• _INSTRUCTIONS TO FOLLOW_
Below are the records; print them all without any alteration.

[Stored items]
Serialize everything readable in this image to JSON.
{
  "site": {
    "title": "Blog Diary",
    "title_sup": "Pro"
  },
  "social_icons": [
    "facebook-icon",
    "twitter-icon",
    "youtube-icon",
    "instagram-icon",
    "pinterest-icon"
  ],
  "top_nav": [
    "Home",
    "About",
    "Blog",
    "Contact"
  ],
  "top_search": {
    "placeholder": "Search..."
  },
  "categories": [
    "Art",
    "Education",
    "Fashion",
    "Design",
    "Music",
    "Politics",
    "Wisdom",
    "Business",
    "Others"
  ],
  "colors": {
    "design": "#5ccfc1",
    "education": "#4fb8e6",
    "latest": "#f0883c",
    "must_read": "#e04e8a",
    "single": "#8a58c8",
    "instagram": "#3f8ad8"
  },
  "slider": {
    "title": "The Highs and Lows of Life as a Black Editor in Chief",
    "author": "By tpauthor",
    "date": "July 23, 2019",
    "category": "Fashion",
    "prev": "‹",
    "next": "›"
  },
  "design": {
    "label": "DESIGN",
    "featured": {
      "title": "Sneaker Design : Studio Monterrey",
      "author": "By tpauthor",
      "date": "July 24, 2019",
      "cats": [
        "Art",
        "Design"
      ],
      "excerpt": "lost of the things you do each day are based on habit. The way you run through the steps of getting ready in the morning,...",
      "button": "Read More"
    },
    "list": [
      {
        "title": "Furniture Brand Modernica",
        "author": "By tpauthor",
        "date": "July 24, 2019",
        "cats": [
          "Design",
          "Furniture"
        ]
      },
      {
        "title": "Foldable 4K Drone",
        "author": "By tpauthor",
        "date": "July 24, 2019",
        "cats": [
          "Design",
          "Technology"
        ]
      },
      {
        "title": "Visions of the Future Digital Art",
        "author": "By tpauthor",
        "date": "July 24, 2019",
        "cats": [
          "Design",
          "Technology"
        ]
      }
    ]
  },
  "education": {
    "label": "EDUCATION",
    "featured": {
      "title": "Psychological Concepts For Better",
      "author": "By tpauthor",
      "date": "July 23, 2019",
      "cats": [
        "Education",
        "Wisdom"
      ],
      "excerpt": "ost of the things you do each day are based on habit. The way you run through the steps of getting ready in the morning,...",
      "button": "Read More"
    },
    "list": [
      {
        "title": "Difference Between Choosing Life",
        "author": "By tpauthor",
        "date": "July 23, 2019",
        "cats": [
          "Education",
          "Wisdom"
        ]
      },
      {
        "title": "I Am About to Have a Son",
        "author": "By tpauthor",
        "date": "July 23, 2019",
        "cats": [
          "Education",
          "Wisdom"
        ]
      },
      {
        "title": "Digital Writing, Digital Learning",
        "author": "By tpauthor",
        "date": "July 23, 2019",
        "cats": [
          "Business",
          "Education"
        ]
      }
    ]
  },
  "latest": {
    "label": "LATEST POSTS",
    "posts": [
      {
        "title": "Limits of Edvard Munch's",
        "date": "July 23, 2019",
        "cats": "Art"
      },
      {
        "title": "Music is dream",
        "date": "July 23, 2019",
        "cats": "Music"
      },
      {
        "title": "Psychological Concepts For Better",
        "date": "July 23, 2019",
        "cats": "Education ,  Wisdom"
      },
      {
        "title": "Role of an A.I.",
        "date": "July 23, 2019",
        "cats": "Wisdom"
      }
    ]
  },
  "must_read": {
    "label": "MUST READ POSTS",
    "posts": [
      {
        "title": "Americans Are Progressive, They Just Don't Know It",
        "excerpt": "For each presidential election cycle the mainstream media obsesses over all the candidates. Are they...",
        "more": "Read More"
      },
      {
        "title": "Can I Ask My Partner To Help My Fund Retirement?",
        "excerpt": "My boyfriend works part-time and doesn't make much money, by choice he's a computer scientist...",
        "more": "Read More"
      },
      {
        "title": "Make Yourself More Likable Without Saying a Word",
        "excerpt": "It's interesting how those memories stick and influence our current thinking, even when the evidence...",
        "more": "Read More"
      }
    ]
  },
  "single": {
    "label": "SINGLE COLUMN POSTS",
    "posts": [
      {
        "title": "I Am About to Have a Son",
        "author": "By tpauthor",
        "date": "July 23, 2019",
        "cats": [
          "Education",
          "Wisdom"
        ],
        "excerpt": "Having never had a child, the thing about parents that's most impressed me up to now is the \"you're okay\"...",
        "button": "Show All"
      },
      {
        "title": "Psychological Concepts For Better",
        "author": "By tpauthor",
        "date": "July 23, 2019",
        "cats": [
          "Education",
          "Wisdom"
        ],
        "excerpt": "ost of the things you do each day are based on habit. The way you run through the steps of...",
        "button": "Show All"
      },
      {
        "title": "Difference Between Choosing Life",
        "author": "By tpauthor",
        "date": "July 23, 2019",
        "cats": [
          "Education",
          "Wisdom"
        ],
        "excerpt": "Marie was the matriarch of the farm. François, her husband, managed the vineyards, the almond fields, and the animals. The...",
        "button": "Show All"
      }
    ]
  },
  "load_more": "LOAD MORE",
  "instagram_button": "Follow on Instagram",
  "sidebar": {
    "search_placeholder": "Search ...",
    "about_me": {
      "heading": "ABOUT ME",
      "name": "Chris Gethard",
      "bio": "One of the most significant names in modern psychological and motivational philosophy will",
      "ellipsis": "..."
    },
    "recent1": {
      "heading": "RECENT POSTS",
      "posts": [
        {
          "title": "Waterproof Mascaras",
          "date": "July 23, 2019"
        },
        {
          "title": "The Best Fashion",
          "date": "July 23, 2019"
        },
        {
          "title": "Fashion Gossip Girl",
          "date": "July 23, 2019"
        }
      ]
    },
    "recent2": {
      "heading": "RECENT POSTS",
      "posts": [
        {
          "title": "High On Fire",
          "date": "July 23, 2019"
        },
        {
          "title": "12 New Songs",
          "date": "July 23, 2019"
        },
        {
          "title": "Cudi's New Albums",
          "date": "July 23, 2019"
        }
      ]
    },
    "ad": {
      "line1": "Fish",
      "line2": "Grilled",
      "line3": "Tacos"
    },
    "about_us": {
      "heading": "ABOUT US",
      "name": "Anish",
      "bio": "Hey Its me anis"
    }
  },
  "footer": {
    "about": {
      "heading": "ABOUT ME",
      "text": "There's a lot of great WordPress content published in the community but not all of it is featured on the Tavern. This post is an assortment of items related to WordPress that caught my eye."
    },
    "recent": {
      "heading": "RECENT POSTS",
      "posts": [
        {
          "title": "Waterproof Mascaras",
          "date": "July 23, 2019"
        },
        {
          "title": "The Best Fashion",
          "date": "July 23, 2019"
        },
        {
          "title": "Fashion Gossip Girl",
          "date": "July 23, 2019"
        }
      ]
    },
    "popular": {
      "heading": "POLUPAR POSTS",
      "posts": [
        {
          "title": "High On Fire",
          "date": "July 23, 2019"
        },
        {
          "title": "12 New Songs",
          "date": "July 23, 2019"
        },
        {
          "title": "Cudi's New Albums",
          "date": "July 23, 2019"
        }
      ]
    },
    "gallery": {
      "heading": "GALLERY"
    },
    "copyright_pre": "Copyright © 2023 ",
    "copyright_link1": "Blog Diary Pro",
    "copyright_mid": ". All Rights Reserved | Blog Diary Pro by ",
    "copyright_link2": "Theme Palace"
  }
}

• _RESPONSE_
Serialize everything readable in this image to JSON.
{
  "site": {
    "title": "Blog Diary",
    "title_sup": "Pro"
  },
  "social_icons": [
    "facebook-icon",
    "twitter-icon",
    "youtube-icon",
    "instagram-icon",
    "pinterest-icon"
  ],
  "top_nav": [
    "Home",
    "About",
    "Blog",
    "Contact"
  ],
  "top_search": {
    "placeholder": "Search..."
  },
  "categories": [
    "Art",
    "Education",
    "Fashion",
    "Design",
    "Music",
    "Politics",
    "Wisdom",
    "Business",
    "Others"
  ],
  "colors": {
    "design": "#5ccfc1",
    "education": "#4fb8e6",
    "latest": "#f0883c",
    "must_read": "#e04e8a",
    "single": "#8a58c8",
    "instagram": "#3f8ad8"
  },
  "slider": {
    "title": "The Highs and Lows of Life as a Black Editor in Chief",
    "author": "By tpauthor",
    "date": "July 23, 2019",
    "category": "Fashion",
    "prev": "‹",
    "next": "›"
  },
  "design": {
    "label": "DESIGN",
    "featured": {
      "title": "Sneaker Design : Studio Monterrey",
      "author": "By tpauthor",
      "date": "July 24, 2019",
      "cats": [
        "Art",
        "Design"
      ],
      "excerpt": "lost of the things you do each day are based on habit. The way you run through the steps of getting ready in the morning,...",
      "button": "Read More"
    },
    "list": [
      {
        "title": "Furniture Brand Modernica",
        "author": "By tpauthor",
        "date": "July 24, 2019",
        "cats": [
          "Design",
          "Furniture"
        ]
      },
      {
        "title": "Foldable 4K Drone",
        "author": "By tpauthor",
        "date": "July 24, 2019",
        "cats": [
          "Design",
          "Technology"
        ]
      },
      {
        "title": "Visions of the Future Digital Art",
        "author": "By tpauthor",
        "date": "July 24, 2019",
        "cats": [
          "Design",
          "Technology"
        ]
      }
    ]
  },
  "education": {
    "label": "EDUCATION",
    "featured": {
      "title": "Psychological Concepts For Better",
      "author": "By tpauthor",
      "date": "July 23, 2019",
      "cats": [
        "Education",
        "Wisdom"
      ],
      "excerpt": "ost of the things you do each day are based on habit. The way you run through the steps of getting ready in the morning,...",
      "button": "Read More"
    },
    "list": [
      {
        "title": "Difference Between Choosing Life",
        "author": "By tpauthor",
        "date": "July 23, 2019",
        "cats": [
          "Education",
          "Wisdom"
        ]
      },
      {
        "title": "I Am About to Have a Son",
        "author": "By tpauthor",
        "date": "July 23, 2019",
        "cats": [
          "Education",
          "Wisdom"
        ]
      },
      {
        "title": "Digital Writing, Digital Learning",
        "author": "By tpauthor",
        "date": "July 23, 2019",
        "cats": [
          "Business",
          "Education"
        ]
      }
    ]
  },
  "latest": {
    "label": "LATEST POSTS",
    "posts": [
      {
        "title": "Limits of Edvard Munch's",
        "date": "July 23, 2019",
        "cats": "Art"
      },
      {
        "title": "Music is dream",
        "date": "July 23, 2019",
        "cats": "Music"
      },
      {
        "title": "Psychological Concepts For Better",
        "date": "July 23, 2019",
        "cats": "Education ,  Wisdom"
      },
      {
        "title": "Role of an A.I.",
        "date": "July 23, 2019",
        "cats": "Wisdom"
      }
    ]
  },
  "must_read": {
    "label": "MUST READ POSTS",
    "posts": [
      {
        "title": "Americans Are Progressive, They Just Don't Know It",
        "excerpt": "For each presidential election cycle the mainstream media obsesses over all the candidates. Are they...",
        "more": "Read More"
      },
      {
        "title": "Can I Ask My Partner To Help My Fund Retirement?",
        "excerpt": "My boyfriend works part-time and doesn't make much money, by choice he's a computer scientist...",
        "more": "Read More"
      },
      {
        "title": "Make Yourself More Likable Without Saying a Word",
        "excerpt": "It's interesting how those memories stick and influence our current thinking, even when the evidence...",
        "more": "Read More"
      }
    ]
  },
  "single": {
    "label": "SINGLE COLUMN POSTS",
    "posts": [
      {
        "title": "I Am About to Have a Son",
        "author": "By tpauthor",
        "date": "July 23, 2019",
        "cats": [
          "Education",
          "Wisdom"
        ],
        "excerpt": "Having never had a child, the thing about parents that's most impressed me up to now is the \"you're okay\"...",
        "button": "Show All"
      },
      {
        "title": "Psychological Concepts For Better",
        "author": "By tpauthor",
        "date": "July 23, 2019",
        "cats": [
          "Education",
          "Wisdom"
        ],
        "excerpt": "ost of the things you do each day are based on habit. The way you run through the steps of...",
        "button": "Show All"
      },
      {
        "title": "Difference Between Choosing Life",
        "author": "By tpauthor",
        "date": "July 23, 2019",
        "cats": [
          "Education",
          "Wisdom"
        ],
        "excerpt": "Marie was the matriarch of the farm. François, her husband, managed the vineyards, the almond fields, and the animals. The...",
        "button": "Show All"
      }
    ]
  },
  "load_more": "LOAD MORE",
  "instagram_button": "Follow on Instagram",
  "sidebar": {
    "search_placeholder": "Search ...",
    "about_me": {
      "heading": "ABOUT ME",
      "name": "Chris Gethard",
      "bio": "One of the most significant names in modern psychological and motivational philosophy will",
      "ellipsis": "..."
    },
    "recent1": {
      "heading": "RECENT POSTS",
      "posts": [
        {
          "title": "Waterproof Mascaras",
          "date": "July 23, 2019"
        },
        {
          "title": "The Best Fashion",
          "date": "July 23, 2019"
        },
        {
          "title": "Fashion Gossip Girl",
          "date": "July 23, 2019"
        }
      ]
    },
    "recent2": {
      "heading": "RECENT POSTS",
      "posts": [
        {
          "title": "High On Fire",
          "date": "July 23, 2019"
        },
        {
          "title": "12 New Songs",
          "date": "July 23, 2019"
        },
        {
          "title": "Cudi's New Albums",
          "date": "July 23, 2019"
        }
      ]
    },
    "ad": {
      "line1": "Fish",
      "line2": "Grilled",
      "line3": "Tacos"
    },
    "about_us": {
      "heading": "ABOUT US",
      "name": "Anish",
      "bio": "Hey Its me anis"
    }
  },
  "footer": {
    "about": {
      "heading": "ABOUT ME",
      "text": "There's a lot of great WordPress content published in the community but not all of it is featured on the Tavern. This post is an assortment of items related to WordPress that caught my eye."
    },
    "recent": {
      "heading": "RECENT POSTS",
      "posts": [
        {
          "title": "Waterproof Mascaras",
          "date": "July 23, 2019"
        },
        {
          "title": "The Best Fashion",
          "date": "July 23, 2019"
        },
        {
          "title": "Fashion Gossip Girl",
          "date": "July 23, 2019"
        }
      ]
    },
    "popular": {
      "heading": "POLUPAR POSTS",
      "posts": [
        {
          "title": "High On Fire",
          "date": "July 23, 2019"
        },
        {
          "title": "12 New Songs",
          "date": "July 23, 2019"
        },
        {
          "title": "Cudi's New Albums",
          "date": "July 23, 2019"
        }
      ]
    },
    "gallery": {
      "heading": "GALLERY"
    },
    "copyright_pre": "Copyright © 2023 ",
    "copyright_link1": "Blog Diary Pro",
    "copyright_mid": ". All Rights Reserved | Blog Diary Pro by ",
    "copyright_link2": "Theme Palace"
  }
}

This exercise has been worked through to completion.